Beyond the Growth Paradigm: Creating a Unified Progressive Politics
Proposal Papers for the Rio+20 Peoples Summit
The Global Marshall Plan
Dictionary of World Power
Call to Multiply the Village of Alternatives
The UN: Which Reforms for What Future?
Videos on the Seminar "What Brazil and What Amazonia Does the World Need?"
Theories of Global Governance
People-centered Global Governance: Making It Happen!
What Europe does the world need?
World Governance of Civilian and Military Nuclear Energy
Proposals for a Fair and Democratic Architecture of Power
Seven Leverage Points for the Passage from Economy to Œconomy
Transforming Capitalism: the Triple Crisis
Cities for All
Assemblies emerging in Turkey: a lesson in democracy
Capitalism Has Failed: 5 Bold Ways to Build a New World
A Proposal for Governance in the Post 2011 World
The Emergence of Global Administrative Law

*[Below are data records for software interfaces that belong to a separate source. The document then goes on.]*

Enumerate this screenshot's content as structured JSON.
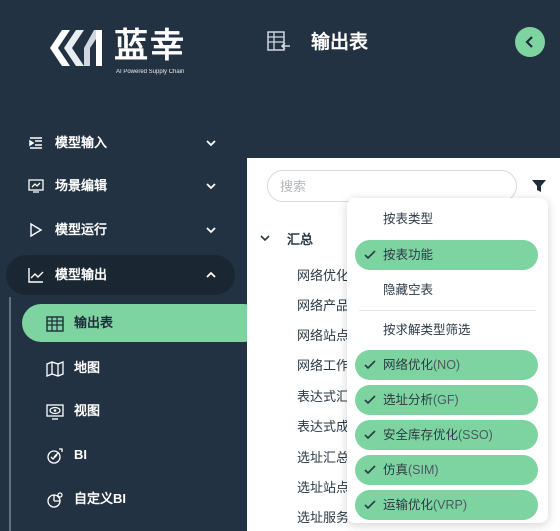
{
  "brand": {
    "name": "蓝幸",
    "tagline": "AI Powered Supply Chain"
  },
  "sidebar": {
    "items": [
      {
        "label": "模型输入",
        "icon": "indent-list-icon",
        "state": "collapsed"
      },
      {
        "label": "场景编辑",
        "icon": "chart-monitor-icon",
        "state": "collapsed"
      },
      {
        "label": "模型运行",
        "icon": "play-icon",
        "state": "collapsed"
      },
      {
        "label": "模型输出",
        "icon": "line-chart-icon",
        "state": "expanded"
      }
    ],
    "subitems": [
      {
        "label": "输出表",
        "icon": "table-icon",
        "active": true
      },
      {
        "label": "地图",
        "icon": "map-icon",
        "active": false
      },
      {
        "label": "视图",
        "icon": "eye-screen-icon",
        "active": false
      },
      {
        "label": "BI",
        "icon": "chart-check-icon",
        "active": false
      },
      {
        "label": "自定义BI",
        "icon": "custom-chart-icon",
        "active": false
      }
    ]
  },
  "header": {
    "title": "输出表",
    "back_icon": "chevron-left-icon"
  },
  "search": {
    "placeholder": "搜索"
  },
  "tree": {
    "group_label": "汇总",
    "items": [
      "网络优化",
      "网络产品",
      "网络站点",
      "网络工作",
      "表达式汇",
      "表达式成",
      "选址汇总",
      "选址站点",
      "选址服务"
    ]
  },
  "dropdown": {
    "items": [
      {
        "label": "按表类型",
        "selected": false
      },
      {
        "label": "按表功能",
        "selected": true
      },
      {
        "label": "隐藏空表",
        "selected": false
      }
    ],
    "section_label": "按求解类型筛选",
    "solver_items": [
      {
        "label": "网络优化",
        "suffix": "(NO)",
        "selected": true
      },
      {
        "label": "选址分析",
        "suffix": "(GF)",
        "selected": true
      },
      {
        "label": "安全库存优化",
        "suffix": "(SSO)",
        "selected": true
      },
      {
        "label": "仿真",
        "suffix": "(SIM)",
        "selected": true
      },
      {
        "label": "运输优化",
        "suffix": "(VRP)",
        "selected": true
      }
    ]
  },
  "colors": {
    "sidebar_bg": "#233242",
    "accent": "#7ed4a0",
    "text_dark": "#2b3945"
  }
}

An Open Letter to the Commoners and Co-operators of the World
A Primer on Global Economic Sharing
Foundations for Biocivilization
Towards a World Citizens Movement
Imagine All the People: Advancing a Global Citizens Movement
Retrieving and Valuing Other Ethical Pillars: The Concept of Buen Vivir*
Another Future Is Possible
Twenty-one thinkers and activists from around the world gathered at Crottorf Castle near Cologne, Germany, on June 25-27, 2009, to discuss their shared interest in the commons as a new paradigm of politics, economics and culture. It was a meeting without an explicit agenda, yet one that yielded extraordinarily rich results: a clearer sense of how a new discourse of the commons might be developed; how it could be used to confront the savage pathologies of neoliberalism; and how it could serve as a proto-political philosophy for building more eco-friendly, humanistic forms of self-governance.
What follows is a selective and partial distillation of the discussions. It
is compiled from my notes and memory, and therefore reflects my
personal perceptions of the event. Quotations below have been
reconstructed from notes, and not a transcript, so they are approximate
and not necessarily verbatim. Because I wanted to keep this report fairly
succinct and focus on the commons paradigm itself, I have given only
brief treatments of many conversations that deserve lengthier treatments
in themselves. These topics include the biotech industry’s enclosure of
seeds, nanotechnology and the privatization of basic elements of matter;
the Google Books project that is digitizing the books of university
libraries; the South African government’s repression of squatters and
other commoners; as well as the hopeful activities of the Solidarity
Economy movement and the Transition Towns movement. I have also
taken liberties in the ordering of topics and themes, which were not
discussed in the same sequence of this text. A list of participants and
suggested readings are included as appendices.